_Provided material_.
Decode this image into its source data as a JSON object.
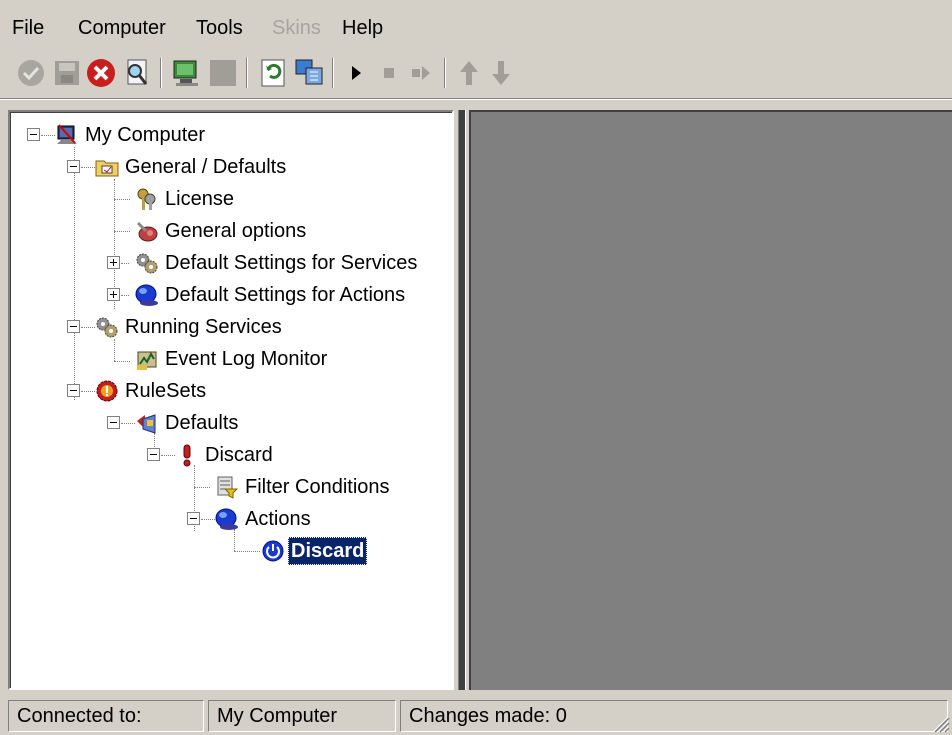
{
  "menu": {
    "file": "File",
    "computer": "Computer",
    "tools": "Tools",
    "skins": "Skins",
    "help": "Help"
  },
  "toolbar": {
    "buttons": [
      "apply-icon",
      "save-icon",
      "delete-icon",
      "find-icon",
      "connect-icon",
      "disconnect-icon",
      "refresh-icon",
      "properties-icon",
      "play-icon",
      "stop-icon",
      "step-icon",
      "move-up-icon",
      "move-down-icon"
    ]
  },
  "tree": {
    "my_computer": "My Computer",
    "general_defaults": "General / Defaults",
    "license": "License",
    "general_options": "General options",
    "default_services": "Default Settings for Services",
    "default_actions": "Default Settings for Actions",
    "running_services": "Running Services",
    "event_log_monitor": "Event Log Monitor",
    "rulesets": "RuleSets",
    "defaults": "Defaults",
    "discard_rule": "Discard",
    "filter_conditions": "Filter Conditions",
    "actions": "Actions",
    "discard_action": "Discard"
  },
  "status": {
    "connected_label": "Connected to:",
    "computer_name": "My Computer",
    "changes": "Changes made: 0"
  },
  "colors": {
    "chrome": "#d4d0c8",
    "selection": "#0a246a",
    "detail_bg": "#808080"
  }
}
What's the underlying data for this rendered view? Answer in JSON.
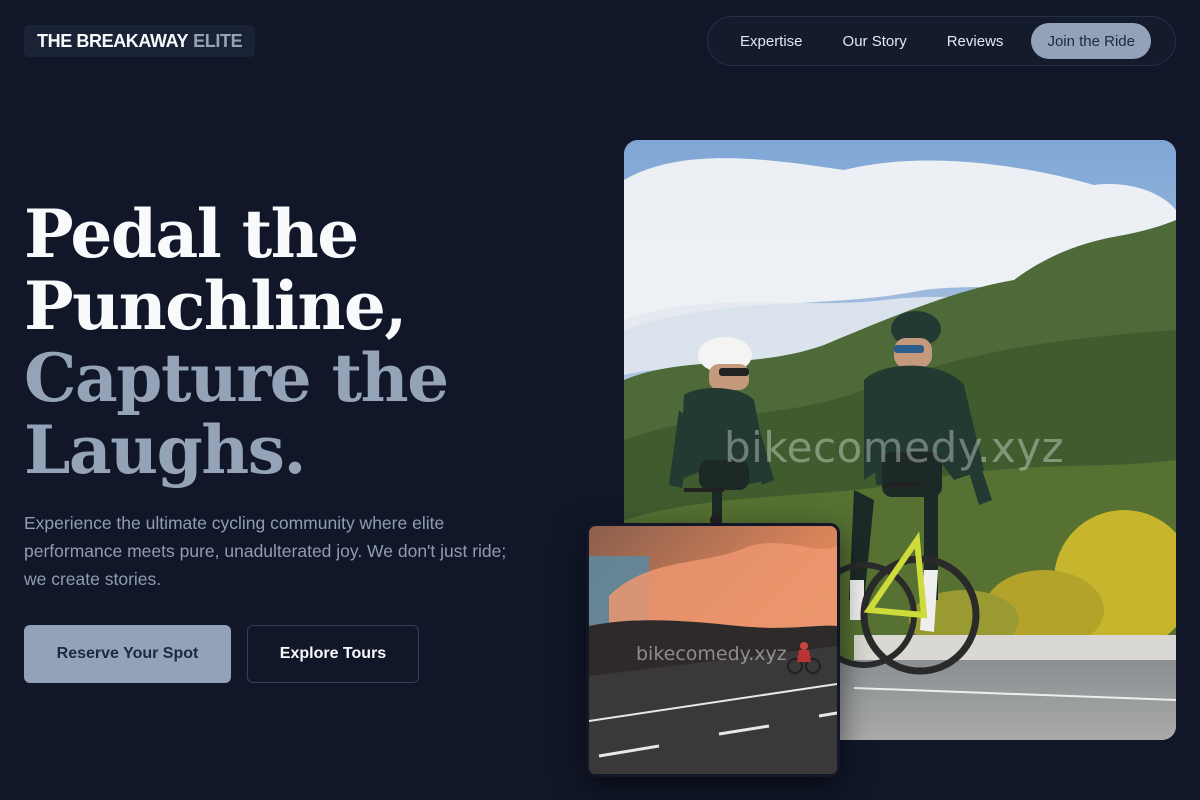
{
  "header": {
    "logo_primary": "THE BREAKAWAY",
    "logo_secondary": "ELITE",
    "nav": [
      {
        "label": "Expertise"
      },
      {
        "label": "Our Story"
      },
      {
        "label": "Reviews"
      }
    ],
    "cta_label": "Join the Ride"
  },
  "hero": {
    "title_line1": "Pedal the",
    "title_line2": "Punchline,",
    "title_line3": "Capture the",
    "title_line4": "Laughs.",
    "description": "Experience the ultimate cycling community where elite performance meets pure, unadulterated joy. We don't just ride; we create stories.",
    "primary_button": "Reserve Your Spot",
    "secondary_button": "Explore Tours"
  },
  "images": {
    "main_watermark": "bikecomedy.xyz",
    "small_watermark": "bikecomedy.xyz"
  },
  "colors": {
    "background": "#111729",
    "accent": "#93a2b8",
    "muted_text": "#94a3b8"
  }
}
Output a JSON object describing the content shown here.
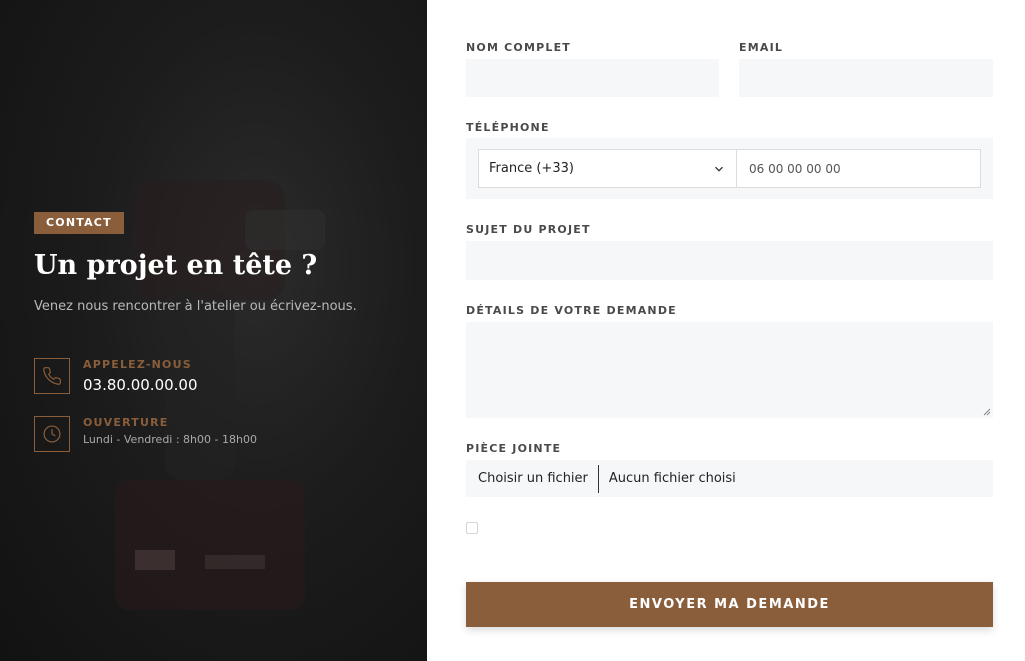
{
  "colors": {
    "accent": "#8a5e3b",
    "panel_bg": "#1c1c1c",
    "field_bg": "#f6f7f9"
  },
  "left_panel": {
    "badge": "CONTACT",
    "title": "Un projet en tête ?",
    "subtitle": "Venez nous rencontrer à l'atelier ou écrivez-nous.",
    "call": {
      "icon": "phone-icon",
      "label": "APPELEZ-NOUS",
      "value": "03.80.00.00.00"
    },
    "hours": {
      "icon": "clock-icon",
      "label": "OUVERTURE",
      "value": "Lundi - Vendredi : 8h00 - 18h00"
    }
  },
  "form": {
    "full_name_label": "NOM COMPLET",
    "email_label": "EMAIL",
    "phone_label": "TÉLÉPHONE",
    "country_selected": "France (+33)",
    "phone_placeholder": "06 00 00 00 00",
    "subject_label": "SUJET DU PROJET",
    "details_label": "DÉTAILS DE VOTRE DEMANDE",
    "attachment_label": "PIÈCE JOINTE",
    "file_button": "Choisir un fichier",
    "file_status": "Aucun fichier choisi",
    "submit_label": "ENVOYER MA DEMANDE"
  }
}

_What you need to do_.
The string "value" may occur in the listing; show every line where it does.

_Expected answer_.
      "value": "03.80.00.00.00"
      "value": "Lundi - Vendredi : 8h00 - 18h00"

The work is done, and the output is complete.